Although the records contain pictures, the copy must not; reproduce everything else in them exactly.

==== PROVIDED DATA ====

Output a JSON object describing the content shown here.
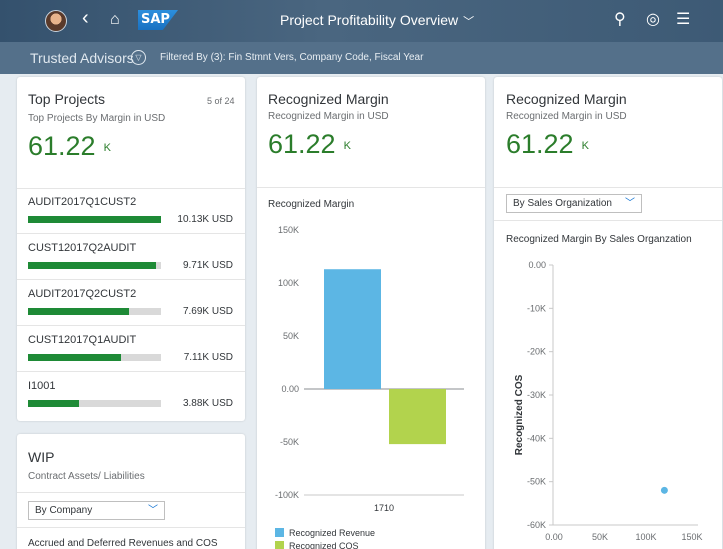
{
  "shell": {
    "app_title": "Project Profitability Overview",
    "title_chevron": "chevron-down-icon",
    "logo_text": "SAP"
  },
  "subheader": {
    "team_name": "Trusted Advisors",
    "filter_text": "Filtered By (3): Fin Stmnt Vers, Company Code, Fiscal Year"
  },
  "top_projects": {
    "title": "Top Projects",
    "subtitle": "Top Projects By Margin in USD",
    "counter": "5 of 24",
    "kpi_value": "61.22",
    "kpi_unit": "K",
    "items": [
      {
        "name": "AUDIT2017Q1CUST2",
        "value": "10.13K USD",
        "fraction": 1.0
      },
      {
        "name": "CUST12017Q2AUDIT",
        "value": "9.71K USD",
        "fraction": 0.96
      },
      {
        "name": "AUDIT2017Q2CUST2",
        "value": "7.69K USD",
        "fraction": 0.76
      },
      {
        "name": "CUST12017Q1AUDIT",
        "value": "7.11K USD",
        "fraction": 0.7
      },
      {
        "name": "I1001",
        "value": "3.88K USD",
        "fraction": 0.38
      }
    ],
    "bar_color": "#1e8a36"
  },
  "wip": {
    "title": "WIP",
    "subtitle": "Contract Assets/ Liabilities",
    "select_value": "By Company",
    "footer_text": "Accrued and Deferred Revenues and COS"
  },
  "margin_card_1": {
    "title": "Recognized Margin",
    "subtitle": "Recognized Margin in USD",
    "kpi_value": "61.22",
    "kpi_unit": "K",
    "chart_title": "Recognized Margin"
  },
  "margin_card_2": {
    "title": "Recognized Margin",
    "subtitle": "Recognized Margin in USD",
    "kpi_value": "61.22",
    "kpi_unit": "K",
    "select_value": "By Sales Organization",
    "chart_title": "Recognized Margin By Sales Organzation"
  },
  "chart_data": [
    {
      "type": "bar",
      "title": "Recognized Margin",
      "categories": [
        "1710"
      ],
      "series": [
        {
          "name": "Recognized Revenue",
          "values": [
            113000
          ],
          "color": "#5cb6e4"
        },
        {
          "name": "Recognized COS",
          "values": [
            -52000
          ],
          "color": "#b2d34d"
        }
      ],
      "yticks": [
        "150K",
        "100K",
        "50K",
        "0.00",
        "-50K",
        "-100K"
      ],
      "ylim": [
        -100000,
        150000
      ],
      "legend": "bottom-left"
    },
    {
      "type": "scatter",
      "title": "Recognized Margin By Sales Organzation",
      "ylabel": "Recognized COS",
      "points": [
        {
          "x": 120000,
          "y": -52000
        }
      ],
      "point_color": "#5cb6e4",
      "yticks": [
        "0.00",
        "-10K",
        "-20K",
        "-30K",
        "-40K",
        "-50K",
        "-60K"
      ],
      "xticks": [
        "0.00",
        "50K",
        "100K",
        "150K"
      ],
      "xlim": [
        0,
        150000
      ],
      "ylim": [
        -60000,
        0
      ]
    }
  ]
}
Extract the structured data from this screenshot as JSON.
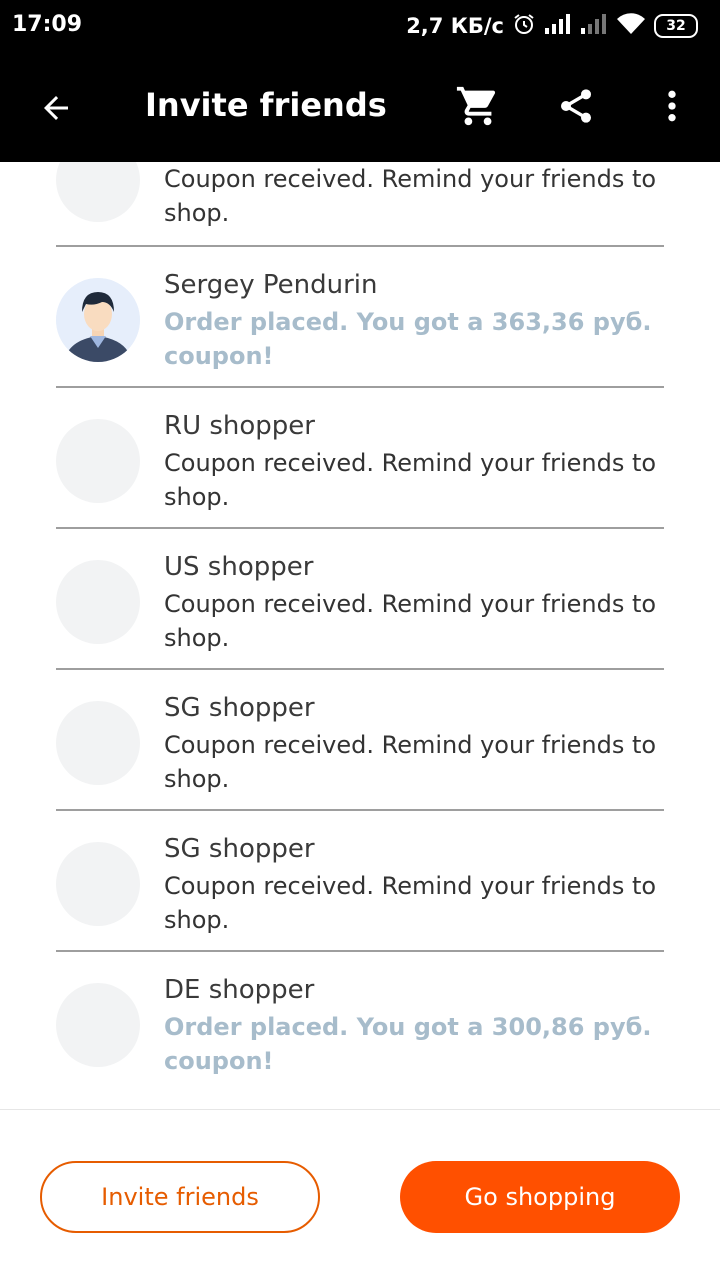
{
  "status_bar": {
    "time": "17:09",
    "network_speed": "2,7 КБ/с",
    "battery": "32"
  },
  "app_bar": {
    "title": "Invite friends",
    "icons": [
      "back-arrow-icon",
      "cart-icon",
      "share-icon",
      "more-vert-icon"
    ]
  },
  "friends": [
    {
      "name": "",
      "status": "Coupon received. Remind your friends to shop.",
      "state": "received",
      "avatar": "placeholder"
    },
    {
      "name": "Sergey Pendurin",
      "status": "Order placed. You got a 363,36 руб. coupon!",
      "state": "placed",
      "avatar": "photo"
    },
    {
      "name": "RU shopper",
      "status": "Coupon received. Remind your friends to shop.",
      "state": "received",
      "avatar": "placeholder"
    },
    {
      "name": "US shopper",
      "status": "Coupon received. Remind your friends to shop.",
      "state": "received",
      "avatar": "placeholder"
    },
    {
      "name": "SG shopper",
      "status": "Coupon received. Remind your friends to shop.",
      "state": "received",
      "avatar": "placeholder"
    },
    {
      "name": "SG shopper",
      "status": "Coupon received. Remind your friends to shop.",
      "state": "received",
      "avatar": "placeholder"
    },
    {
      "name": "DE shopper",
      "status": "Order placed. You got a 300,86 руб. coupon!",
      "state": "placed",
      "avatar": "placeholder"
    }
  ],
  "bottom_bar": {
    "invite_label": "Invite friends",
    "shop_label": "Go shopping"
  },
  "colors": {
    "accent": "#ff5000",
    "placed_text": "#a7bccb",
    "divider": "#9e9e9e"
  }
}
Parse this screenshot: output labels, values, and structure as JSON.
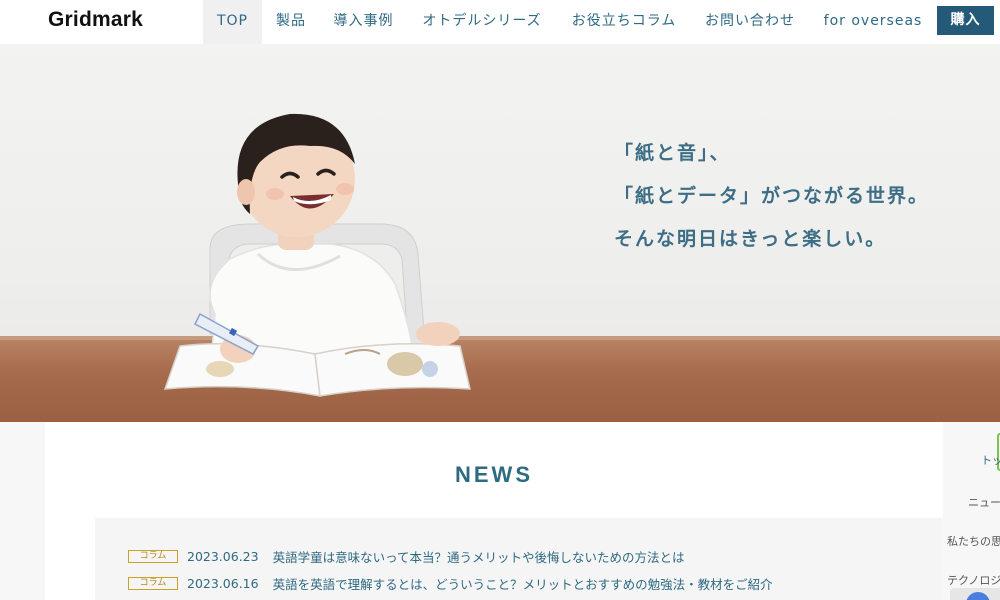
{
  "header": {
    "logo": "Gridmark",
    "nav": [
      {
        "label": "TOP",
        "active": true
      },
      {
        "label": "製品"
      },
      {
        "label": "導入事例"
      },
      {
        "label": "オトデルシリーズ"
      },
      {
        "label": "お役立ちコラム"
      },
      {
        "label": "お問い合わせ"
      },
      {
        "label": "for overseas"
      }
    ],
    "buy_label": "購入"
  },
  "hero": {
    "lines": [
      "「紙と音」、",
      "「紙とデータ」がつながる世界。",
      "そんな明日はきっと楽しい。"
    ]
  },
  "news": {
    "title": "NEWS",
    "items": [
      {
        "tag": "コラム",
        "date": "2023.06.23",
        "title": "英語学童は意味ないって本当？通うメリットや後悔しないための方法とは"
      },
      {
        "tag": "コラム",
        "date": "2023.06.16",
        "title": "英語を英語で理解するとは、どういうこと？メリットとおすすめの勉強法・教材をご紹介"
      }
    ]
  },
  "side_nav": [
    "トップ",
    "ニュース",
    "私たちの思い",
    "テクノロジー"
  ],
  "colors": {
    "accent": "#2f6a83",
    "buy_button": "#245a78",
    "tag_border": "#c9a227",
    "side_marker": "#7cc352"
  }
}
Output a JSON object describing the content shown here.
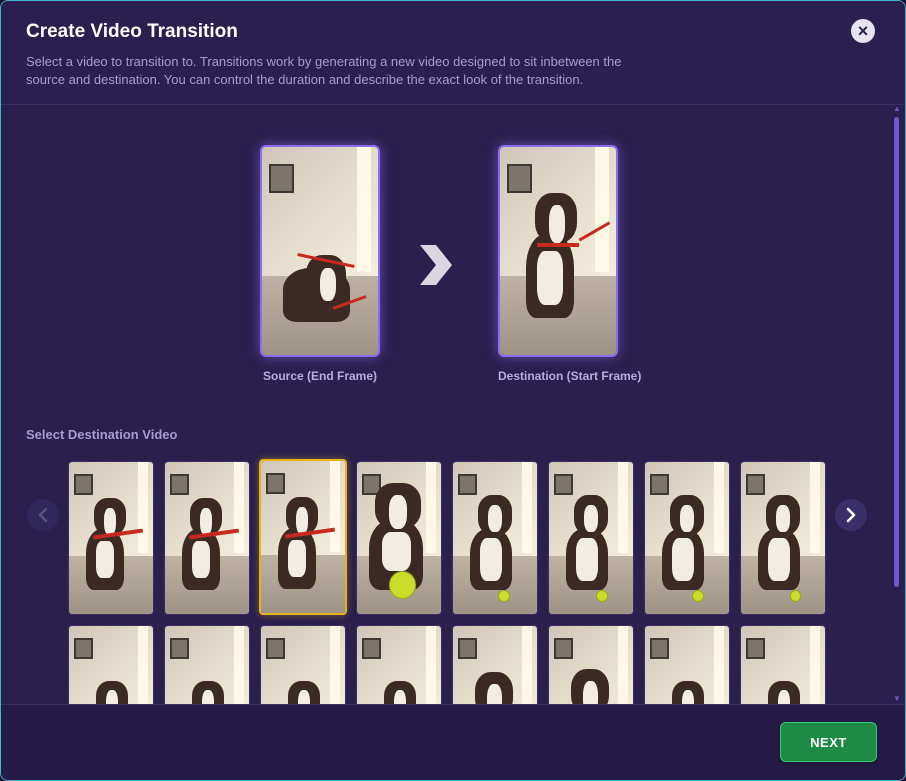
{
  "dialog": {
    "title": "Create Video Transition",
    "description": "Select a video to transition to. Transitions work by generating a new video designed to sit inbetween the source and destination. You can control the duration and describe the exact look of the transition.",
    "close_icon": "close-icon"
  },
  "preview": {
    "source_label": "Source (End Frame)",
    "destination_label": "Destination (Start Frame)",
    "arrow_icon": "chevron-right-icon"
  },
  "gallery": {
    "section_label": "Select Destination Video",
    "selected_index": 2,
    "prev_icon": "chevron-left-icon",
    "next_icon": "chevron-right-icon"
  },
  "footer": {
    "next_label": "NEXT"
  },
  "colors": {
    "background": "#2a1f4d",
    "accent": "#8b6cf5",
    "selected_border": "#e9b21a",
    "next_button": "#1d8a45"
  }
}
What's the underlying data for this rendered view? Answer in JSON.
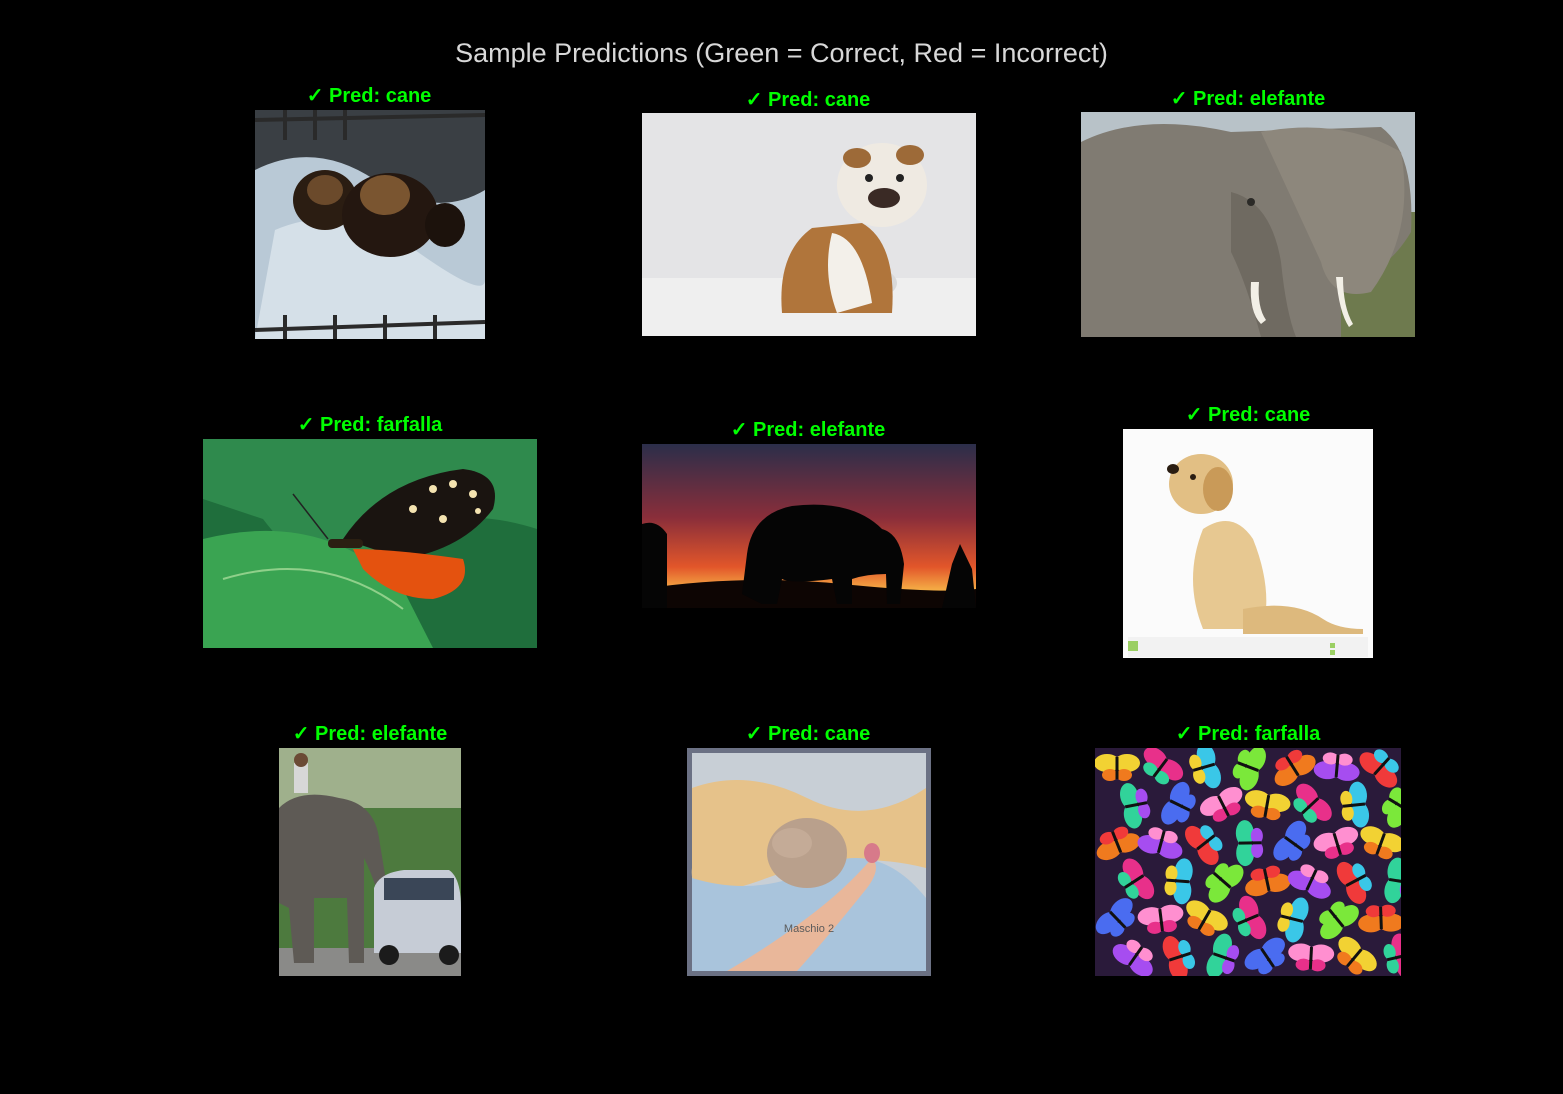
{
  "title": "Sample Predictions (Green = Correct, Red = Incorrect)",
  "colors": {
    "correct": "#00ff00",
    "incorrect": "#ff0000",
    "background": "#000000"
  },
  "samples": [
    {
      "label": "✓ Pred: cane",
      "correct": true,
      "subject": "yorkie-puppies-photo"
    },
    {
      "label": "✓ Pred: cane",
      "correct": true,
      "subject": "bulldog-photo"
    },
    {
      "label": "✓ Pred: elefante",
      "correct": true,
      "subject": "elephant-closeup-photo"
    },
    {
      "label": "✓ Pred: farfalla",
      "correct": true,
      "subject": "butterfly-on-leaf-photo"
    },
    {
      "label": "✓ Pred: elefante",
      "correct": true,
      "subject": "elephant-sunset-silhouette-photo"
    },
    {
      "label": "✓ Pred: cane",
      "correct": true,
      "subject": "golden-puppy-photo"
    },
    {
      "label": "✓ Pred: elefante",
      "correct": true,
      "subject": "elephant-with-car-photo"
    },
    {
      "label": "✓ Pred: cane",
      "correct": true,
      "subject": "newborn-puppy-in-hand-photo",
      "watermark": "Maschio 2"
    },
    {
      "label": "✓ Pred: farfalla",
      "correct": true,
      "subject": "colorful-butterflies-photo"
    }
  ]
}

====

### [TASK ANSWER]
Output a JSON object describing the content shown here.
{
  "shell": {
    "app_title": "Project Profitability Overview",
    "title_chevron": "chevron-down-icon",
    "logo_text": "SAP"
  },
  "subheader": {
    "team_name": "Trusted Advisors",
    "filter_text": "Filtered By (3): Fin Stmnt Vers, Company Code, Fiscal Year"
  },
  "top_projects": {
    "title": "Top Projects",
    "subtitle": "Top Projects By Margin in USD",
    "counter": "5 of 24",
    "kpi_value": "61.22",
    "kpi_unit": "K",
    "items": [
      {
        "name": "AUDIT2017Q1CUST2",
        "value": "10.13K USD",
        "fraction": 1.0
      },
      {
        "name": "CUST12017Q2AUDIT",
        "value": "9.71K USD",
        "fraction": 0.96
      },
      {
        "name": "AUDIT2017Q2CUST2",
        "value": "7.69K USD",
        "fraction": 0.76
      },
      {
        "name": "CUST12017Q1AUDIT",
        "value": "7.11K USD",
        "fraction": 0.7
      },
      {
        "name": "I1001",
        "value": "3.88K USD",
        "fraction": 0.38
      }
    ],
    "bar_color": "#1e8a36"
  },
  "wip": {
    "title": "WIP",
    "subtitle": "Contract Assets/ Liabilities",
    "select_value": "By Company",
    "footer_text": "Accrued and Deferred Revenues and COS"
  },
  "margin_card_1": {
    "title": "Recognized Margin",
    "subtitle": "Recognized Margin in USD",
    "kpi_value": "61.22",
    "kpi_unit": "K",
    "chart_title": "Recognized Margin"
  },
  "margin_card_2": {
    "title": "Recognized Margin",
    "subtitle": "Recognized Margin in USD",
    "kpi_value": "61.22",
    "kpi_unit": "K",
    "select_value": "By Sales Organization",
    "chart_title": "Recognized Margin By Sales Organzation"
  },
  "chart_data": [
    {
      "type": "bar",
      "title": "Recognized Margin",
      "categories": [
        "1710"
      ],
      "series": [
        {
          "name": "Recognized Revenue",
          "values": [
            113000
          ],
          "color": "#5cb6e4"
        },
        {
          "name": "Recognized COS",
          "values": [
            -52000
          ],
          "color": "#b2d34d"
        }
      ],
      "yticks": [
        "150K",
        "100K",
        "50K",
        "0.00",
        "-50K",
        "-100K"
      ],
      "ylim": [
        -100000,
        150000
      ],
      "legend": "bottom-left"
    },
    {
      "type": "scatter",
      "title": "Recognized Margin By Sales Organzation",
      "ylabel": "Recognized COS",
      "points": [
        {
          "x": 120000,
          "y": -52000
        }
      ],
      "point_color": "#5cb6e4",
      "yticks": [
        "0.00",
        "-10K",
        "-20K",
        "-30K",
        "-40K",
        "-50K",
        "-60K"
      ],
      "xticks": [
        "0.00",
        "50K",
        "100K",
        "150K"
      ],
      "xlim": [
        0,
        150000
      ],
      "ylim": [
        -60000,
        0
      ]
    }
  ]
}
Extract the structured data from this screenshot as JSON.
{
  "status_bar": {
    "time": "17:09",
    "network_speed": "2,7 КБ/с",
    "battery": "32"
  },
  "app_bar": {
    "title": "Invite friends",
    "icons": [
      "back-arrow-icon",
      "cart-icon",
      "share-icon",
      "more-vert-icon"
    ]
  },
  "friends": [
    {
      "name": "",
      "status": "Coupon received. Remind your friends to shop.",
      "state": "received",
      "avatar": "placeholder"
    },
    {
      "name": "Sergey Pendurin",
      "status": "Order placed. You got a 363,36 руб. coupon!",
      "state": "placed",
      "avatar": "photo"
    },
    {
      "name": "RU shopper",
      "status": "Coupon received. Remind your friends to shop.",
      "state": "received",
      "avatar": "placeholder"
    },
    {
      "name": "US shopper",
      "status": "Coupon received. Remind your friends to shop.",
      "state": "received",
      "avatar": "placeholder"
    },
    {
      "name": "SG shopper",
      "status": "Coupon received. Remind your friends to shop.",
      "state": "received",
      "avatar": "placeholder"
    },
    {
      "name": "SG shopper",
      "status": "Coupon received. Remind your friends to shop.",
      "state": "received",
      "avatar": "placeholder"
    },
    {
      "name": "DE shopper",
      "status": "Order placed. You got a 300,86 руб. coupon!",
      "state": "placed",
      "avatar": "placeholder"
    }
  ],
  "bottom_bar": {
    "invite_label": "Invite friends",
    "shop_label": "Go shopping"
  },
  "colors": {
    "accent": "#ff5000",
    "placed_text": "#a7bccb",
    "divider": "#9e9e9e"
  }
}
Parse this screenshot: output labels, values, and structure as JSON.
{
  "header": {
    "logo": "Gridmark",
    "nav": [
      {
        "label": "TOP",
        "active": true
      },
      {
        "label": "製品"
      },
      {
        "label": "導入事例"
      },
      {
        "label": "オトデルシリーズ"
      },
      {
        "label": "お役立ちコラム"
      },
      {
        "label": "お問い合わせ"
      },
      {
        "label": "for overseas"
      }
    ],
    "buy_label": "購入"
  },
  "hero": {
    "lines": [
      "「紙と音」、",
      "「紙とデータ」がつながる世界。",
      "そんな明日はきっと楽しい。"
    ]
  },
  "news": {
    "title": "NEWS",
    "items": [
      {
        "tag": "コラム",
        "date": "2023.06.23",
        "title": "英語学童は意味ないって本当？通うメリットや後悔しないための方法とは"
      },
      {
        "tag": "コラム",
        "date": "2023.06.16",
        "title": "英語を英語で理解するとは、どういうこと？メリットとおすすめの勉強法・教材をご紹介"
      }
    ]
  },
  "side_nav": [
    "トップ",
    "ニュース",
    "私たちの思い",
    "テクノロジー"
  ],
  "colors": {
    "accent": "#2f6a83",
    "buy_button": "#245a78",
    "tag_border": "#c9a227",
    "side_marker": "#7cc352"
  }
}
Output a JSON object describing the content shown here.
{
  "dialog": {
    "title": "Create Video Transition",
    "description": "Select a video to transition to. Transitions work by generating a new video designed to sit inbetween the source and destination. You can control the duration and describe the exact look of the transition.",
    "close_icon": "close-icon"
  },
  "preview": {
    "source_label": "Source (End Frame)",
    "destination_label": "Destination (Start Frame)",
    "arrow_icon": "chevron-right-icon"
  },
  "gallery": {
    "section_label": "Select Destination Video",
    "selected_index": 2,
    "prev_icon": "chevron-left-icon",
    "next_icon": "chevron-right-icon"
  },
  "footer": {
    "next_label": "NEXT"
  },
  "colors": {
    "background": "#2a1f4d",
    "accent": "#8b6cf5",
    "selected_border": "#e9b21a",
    "next_button": "#1d8a45"
  }
}
What's the underlying data for this rendered view? Answer in JSON.
{
  "title": "Sample Predictions (Green = Correct, Red = Incorrect)",
  "colors": {
    "correct": "#00ff00",
    "incorrect": "#ff0000",
    "background": "#000000"
  },
  "samples": [
    {
      "label": "✓ Pred: cane",
      "correct": true,
      "subject": "yorkie-puppies-photo"
    },
    {
      "label": "✓ Pred: cane",
      "correct": true,
      "subject": "bulldog-photo"
    },
    {
      "label": "✓ Pred: elefante",
      "correct": true,
      "subject": "elephant-closeup-photo"
    },
    {
      "label": "✓ Pred: farfalla",
      "correct": true,
      "subject": "butterfly-on-leaf-photo"
    },
    {
      "label": "✓ Pred: elefante",
      "correct": true,
      "subject": "elephant-sunset-silhouette-photo"
    },
    {
      "label": "✓ Pred: cane",
      "correct": true,
      "subject": "golden-puppy-photo"
    },
    {
      "label": "✓ Pred: elefante",
      "correct": true,
      "subject": "elephant-with-car-photo"
    },
    {
      "label": "✓ Pred: cane",
      "correct": true,
      "subject": "newborn-puppy-in-hand-photo",
      "watermark": "Maschio 2"
    },
    {
      "label": "✓ Pred: farfalla",
      "correct": true,
      "subject": "colorful-butterflies-photo"
    }
  ]
}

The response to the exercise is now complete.